Yesterday I wrote that the Los Angeles Board of Education was considering allowing Crescendo Charters to continue running its six schools in LAUSD, despite the fact that their boss had directed teachers and principals to help students cheat on state standardized exams. Perhaps due to public outrage, or possibly due to budget desperation, the Board voted yesterday to shut down the schools. (By closing the charter schools, LAUSD can take the campuses back and start running them as part of LAUSD, receiving state funding for each of their students that had gone directly to the Crescendo company.)
The original decision to keep the schools open was based on their high test scores and the sense that they had taken adequate steps to reform their naughty ways. However, the LA School Board ultimately recognized that those test scores were useless as indicators of school progress, considering that students had been given the tests in advance to study before taking the exams for real. Why it took the school board so long to recognize this obvious bias is an indication of its own incompetence and lack of integrity. Perhaps they, too, should have their credentials revoked and be forced to vacate the premises.
Revocation of charters is a relatively rare occurrence, especially for LAUSD, one of the most charter-friendly districts in the country. The board voted 6 to 1 in favor of the revocation, with only Marguerite Poindexter LaMotte dissenting. She continued to cling to the delusion that the improved test scores were an indication of academic success.

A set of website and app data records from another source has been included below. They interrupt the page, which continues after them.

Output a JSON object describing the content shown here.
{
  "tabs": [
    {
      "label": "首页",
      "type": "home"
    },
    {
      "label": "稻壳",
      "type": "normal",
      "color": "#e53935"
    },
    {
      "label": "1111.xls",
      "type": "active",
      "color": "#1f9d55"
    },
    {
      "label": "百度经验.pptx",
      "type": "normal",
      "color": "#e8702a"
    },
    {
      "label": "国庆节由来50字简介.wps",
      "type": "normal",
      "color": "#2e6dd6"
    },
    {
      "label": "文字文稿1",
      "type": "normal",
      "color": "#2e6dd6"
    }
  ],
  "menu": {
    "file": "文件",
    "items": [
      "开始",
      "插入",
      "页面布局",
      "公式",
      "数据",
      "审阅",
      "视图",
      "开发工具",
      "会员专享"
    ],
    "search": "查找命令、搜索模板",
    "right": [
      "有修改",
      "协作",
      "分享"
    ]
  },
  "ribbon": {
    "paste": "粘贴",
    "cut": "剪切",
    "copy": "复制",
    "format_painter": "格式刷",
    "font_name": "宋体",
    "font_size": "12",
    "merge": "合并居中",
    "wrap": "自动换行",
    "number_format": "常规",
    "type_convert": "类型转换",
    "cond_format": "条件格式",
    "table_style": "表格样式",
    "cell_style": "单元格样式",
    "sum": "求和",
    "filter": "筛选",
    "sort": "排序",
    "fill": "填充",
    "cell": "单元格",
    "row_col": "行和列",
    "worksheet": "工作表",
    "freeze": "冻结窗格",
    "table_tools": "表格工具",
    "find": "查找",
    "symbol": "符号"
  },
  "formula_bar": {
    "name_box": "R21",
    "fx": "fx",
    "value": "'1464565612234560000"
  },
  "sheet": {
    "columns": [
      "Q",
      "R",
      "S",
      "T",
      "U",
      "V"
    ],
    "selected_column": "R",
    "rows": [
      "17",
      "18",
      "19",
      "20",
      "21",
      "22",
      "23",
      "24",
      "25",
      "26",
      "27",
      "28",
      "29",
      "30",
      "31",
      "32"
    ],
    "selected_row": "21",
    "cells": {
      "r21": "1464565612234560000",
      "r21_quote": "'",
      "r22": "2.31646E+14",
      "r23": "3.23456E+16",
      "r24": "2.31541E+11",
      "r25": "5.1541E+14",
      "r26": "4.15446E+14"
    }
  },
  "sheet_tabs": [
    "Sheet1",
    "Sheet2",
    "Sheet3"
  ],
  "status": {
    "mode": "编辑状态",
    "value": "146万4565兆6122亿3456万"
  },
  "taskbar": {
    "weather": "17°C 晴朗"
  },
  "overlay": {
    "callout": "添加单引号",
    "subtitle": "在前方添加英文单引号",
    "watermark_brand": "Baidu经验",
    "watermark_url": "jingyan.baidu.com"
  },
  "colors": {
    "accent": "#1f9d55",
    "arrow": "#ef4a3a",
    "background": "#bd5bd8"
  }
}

In another pathetic move by United Teachers of Los Angeles (UTLA), outgoing union president A.J. Duffy called for the schools to stay open “for the kids” (and the teachers, who recently joined UTLA). Duffy correctly acknowledged the risks Crescendo teachers took to blow the whistle on their bosses. However, allowing the schools to remain in the hands of Crescendo is neither a service to students nor their teachers. If converted back to district-run schools, the teachers should stay on as members of the union, with all the contractual rights and protections of their colleagues in LAUSD.